Leading figures from the Muslim world, led by Sheikh Abdullah Ibn Bayyah, recently met in Nouakchott to draft a Declaration on Combating Religious Extremism.
By Ibrahima Dione
Sheikh Ibn Bayyah, determined to curb religious extremism, which he considers “the scourge of the century,” invited some 500 people to the Mauritanian capital, including ulema, educators, thinkers, ministers, muftis, imams and preachers.
His objective is clear: to provide an “intellectual and religious” response to this planetary phenomenon with a roadmap.
In its preamble, the Nouakchott Declaration stresses that Africa “can propose a comprehensive spiritual project to extinguish the flames of war and fight against extremism.”
Noting that this ideology “instrumentalizes religious thought to achieve destructive, destabilizing and threatening objectives against national and international peace,” the panel of experts therefore concluded that it is a “duty” to set up a shield.
The objectives of the participants in this conference are, among others, the elaboration of a comprehensive, operative, integrated plan to deal with extremism, belligerence and cross-border crime, the development of innovative, peaceful and legitimate ways of thinking and working mechanisms to deal with violence and extremism, the building of more bridges of cooperation between religions and cultures, or between people of religion active in the fields of human rights.
Furthermore, they aim at rehabilitating the thinking of religious tolerance and peaceful coexistence among individuals and peoples, inspired by universal human ideals and African values, and at giving impetus to the charter of the New Covenant of the Virtuous, highlighting its specificity, values and virtues it advocates, the promising prospects it opens up for coexistence and unity among peoples, based on understanding, cooperation and human fraternity.

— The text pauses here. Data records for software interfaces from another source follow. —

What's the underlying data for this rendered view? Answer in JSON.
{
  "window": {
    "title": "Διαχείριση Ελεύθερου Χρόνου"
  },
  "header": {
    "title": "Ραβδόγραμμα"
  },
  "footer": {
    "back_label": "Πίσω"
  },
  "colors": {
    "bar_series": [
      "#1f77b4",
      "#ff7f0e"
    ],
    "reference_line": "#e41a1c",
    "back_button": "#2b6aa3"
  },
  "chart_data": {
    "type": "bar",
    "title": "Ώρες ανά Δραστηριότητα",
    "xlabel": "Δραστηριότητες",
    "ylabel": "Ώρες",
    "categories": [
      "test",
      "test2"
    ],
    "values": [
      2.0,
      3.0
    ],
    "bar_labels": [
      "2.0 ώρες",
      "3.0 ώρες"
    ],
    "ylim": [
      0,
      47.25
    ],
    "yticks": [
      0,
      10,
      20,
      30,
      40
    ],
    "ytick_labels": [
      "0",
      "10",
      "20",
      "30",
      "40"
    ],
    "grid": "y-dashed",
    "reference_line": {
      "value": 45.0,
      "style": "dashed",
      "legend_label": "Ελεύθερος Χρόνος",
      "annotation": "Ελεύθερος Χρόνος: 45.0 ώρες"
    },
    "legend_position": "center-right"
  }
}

After addressing religious extremism, Sheikh Abdullah Ibn Bayyah’s hosts proposed a set of means of combating it.
These include strengthening the presence of the State, its apparatus and institutions in areas far from the centres of power, developing decentralized local development projects and regional economic development, combating vulnerability, poverty, unemployment and promoting the culture of tolerance as a religious imperative and obligation of faith.

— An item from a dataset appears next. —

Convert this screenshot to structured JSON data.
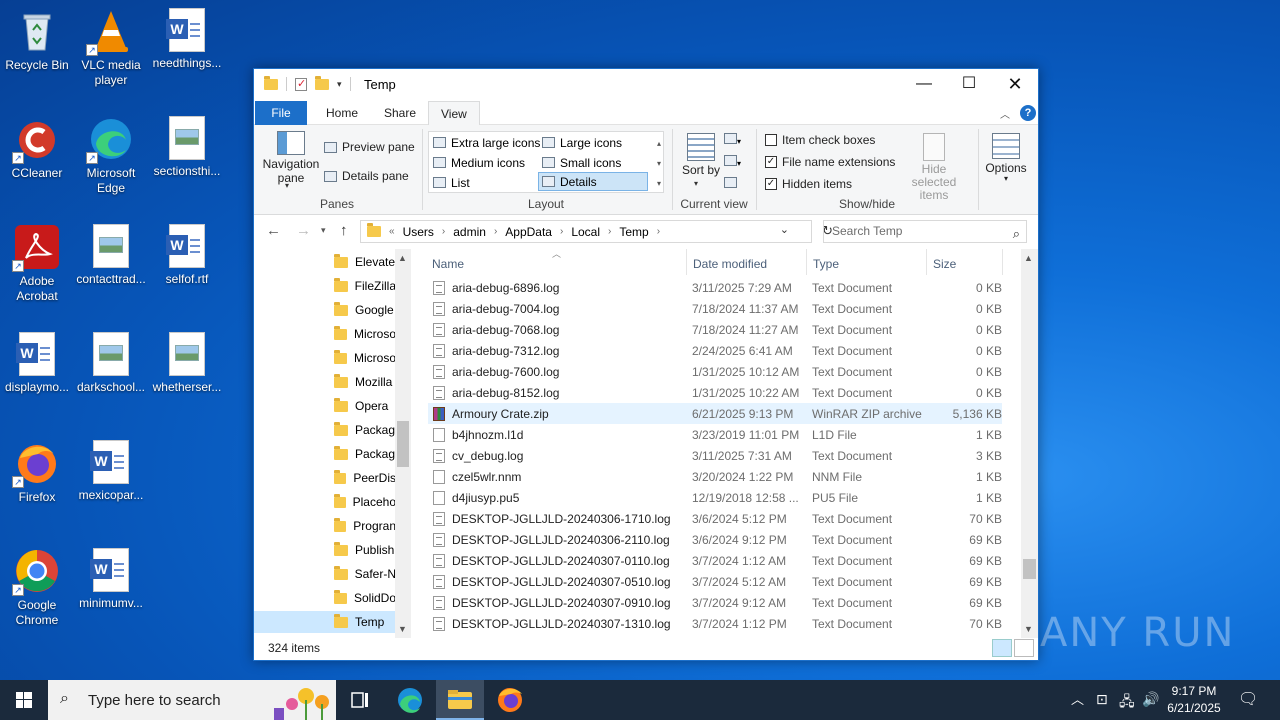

In addition, they advised regional organizations to pay special attention to the intellectual and religious aspect in their strategies, especially the African Union and the G5-Sahel, the establishment of specialized centres and universities in the African space to support the thinking of peace, moderation, respect for the values of citizenship and the rules of coexistence, and the establishment of a centre based in Nouakchott and working for the reintegration of people affected by ideas that lead to conflicts and internecine wars.